SCIENTISTS GIVE rats a lot of stress and then see what they can do to reduce stress hormones. Something that successfully lowers stress hormones is vitamin C.
Researcher P. Samuel Campbell and his colleagues found that 200 mg of vitamin C per day reduced the level of stress hormones in the rats' blood. That's a pretty big dose for a little critter. It is the equivalent of several grams of vitamin C per day for you or me, which is actually in the range of what the famous chemist, Linus Pauling recommended. It is also in the range of what chimpanzees — our closest genetic relatives — get in their daily diet in the wild.
Other things that indicated a generally lower stress level for the rats taking the vitamin C were: 1) their adrenal glands didn't enlarge as much as they normally do when rats are constantly stressed, 2) they didn't lose as much weight as the stressed but unmegadosed rats (stress tends to make people put on weight), and 3) their spleens and thymus glands didn't shrink as much.
I'm not a biochemist or a doctor. You can do your own research and draw your own conclusions. I'm noting it here because it is relevant to our topic (improving your mood by reducing stress and anxiety) and can give you an avenue to pursue you might not otherwise have thought about.

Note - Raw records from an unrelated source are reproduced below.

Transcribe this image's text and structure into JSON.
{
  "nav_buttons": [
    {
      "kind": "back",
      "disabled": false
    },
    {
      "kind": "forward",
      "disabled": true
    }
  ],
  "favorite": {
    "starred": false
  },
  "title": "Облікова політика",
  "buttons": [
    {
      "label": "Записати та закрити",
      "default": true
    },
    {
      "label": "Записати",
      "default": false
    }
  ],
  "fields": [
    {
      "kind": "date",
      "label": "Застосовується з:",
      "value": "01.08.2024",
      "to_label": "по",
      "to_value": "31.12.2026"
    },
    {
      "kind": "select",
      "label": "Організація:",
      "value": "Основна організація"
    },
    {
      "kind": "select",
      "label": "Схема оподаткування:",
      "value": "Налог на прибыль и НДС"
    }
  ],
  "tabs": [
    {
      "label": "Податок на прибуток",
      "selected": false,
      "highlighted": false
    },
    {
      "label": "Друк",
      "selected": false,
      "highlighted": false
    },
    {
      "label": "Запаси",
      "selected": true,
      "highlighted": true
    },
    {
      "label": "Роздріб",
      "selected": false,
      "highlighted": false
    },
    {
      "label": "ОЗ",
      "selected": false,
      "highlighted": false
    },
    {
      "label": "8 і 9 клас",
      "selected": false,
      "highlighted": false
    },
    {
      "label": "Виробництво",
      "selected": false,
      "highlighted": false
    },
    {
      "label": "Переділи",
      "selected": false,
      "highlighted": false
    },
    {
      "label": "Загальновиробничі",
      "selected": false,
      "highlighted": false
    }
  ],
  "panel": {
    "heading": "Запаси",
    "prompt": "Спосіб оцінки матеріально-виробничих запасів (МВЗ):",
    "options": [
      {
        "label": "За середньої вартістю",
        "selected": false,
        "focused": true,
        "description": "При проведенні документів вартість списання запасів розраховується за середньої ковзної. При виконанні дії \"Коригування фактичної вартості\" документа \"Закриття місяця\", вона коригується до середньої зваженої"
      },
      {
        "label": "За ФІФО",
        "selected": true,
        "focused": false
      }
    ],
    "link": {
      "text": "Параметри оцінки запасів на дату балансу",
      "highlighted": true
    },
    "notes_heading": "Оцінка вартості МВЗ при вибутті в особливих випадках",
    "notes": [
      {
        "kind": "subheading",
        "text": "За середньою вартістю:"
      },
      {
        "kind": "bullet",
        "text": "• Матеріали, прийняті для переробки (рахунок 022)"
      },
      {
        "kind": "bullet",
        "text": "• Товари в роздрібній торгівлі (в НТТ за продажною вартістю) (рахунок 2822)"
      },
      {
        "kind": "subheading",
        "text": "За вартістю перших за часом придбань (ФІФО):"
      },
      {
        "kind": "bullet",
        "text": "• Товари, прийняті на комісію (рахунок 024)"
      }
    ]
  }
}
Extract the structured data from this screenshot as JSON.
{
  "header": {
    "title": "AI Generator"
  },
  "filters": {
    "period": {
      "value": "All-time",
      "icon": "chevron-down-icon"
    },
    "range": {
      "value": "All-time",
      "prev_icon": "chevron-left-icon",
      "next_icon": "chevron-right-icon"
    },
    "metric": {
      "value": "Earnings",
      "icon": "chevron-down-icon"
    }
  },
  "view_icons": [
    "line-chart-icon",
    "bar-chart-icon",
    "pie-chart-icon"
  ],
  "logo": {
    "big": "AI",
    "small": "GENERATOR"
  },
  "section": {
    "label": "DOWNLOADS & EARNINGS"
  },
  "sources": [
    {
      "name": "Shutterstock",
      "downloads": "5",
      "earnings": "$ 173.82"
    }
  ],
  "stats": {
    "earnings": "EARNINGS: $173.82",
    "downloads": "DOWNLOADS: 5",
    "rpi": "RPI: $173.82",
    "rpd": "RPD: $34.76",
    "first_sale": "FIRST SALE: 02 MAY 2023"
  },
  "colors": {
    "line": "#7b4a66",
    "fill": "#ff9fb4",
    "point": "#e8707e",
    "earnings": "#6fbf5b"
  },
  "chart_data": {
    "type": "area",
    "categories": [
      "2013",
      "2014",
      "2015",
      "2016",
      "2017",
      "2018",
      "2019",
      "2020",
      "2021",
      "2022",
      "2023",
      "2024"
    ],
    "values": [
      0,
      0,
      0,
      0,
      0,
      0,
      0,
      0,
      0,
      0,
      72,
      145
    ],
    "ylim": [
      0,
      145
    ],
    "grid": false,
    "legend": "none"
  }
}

If you feel particularly stressed out, it probably wouldn't hurt to take some extra vitamin C and it might even help you feel better.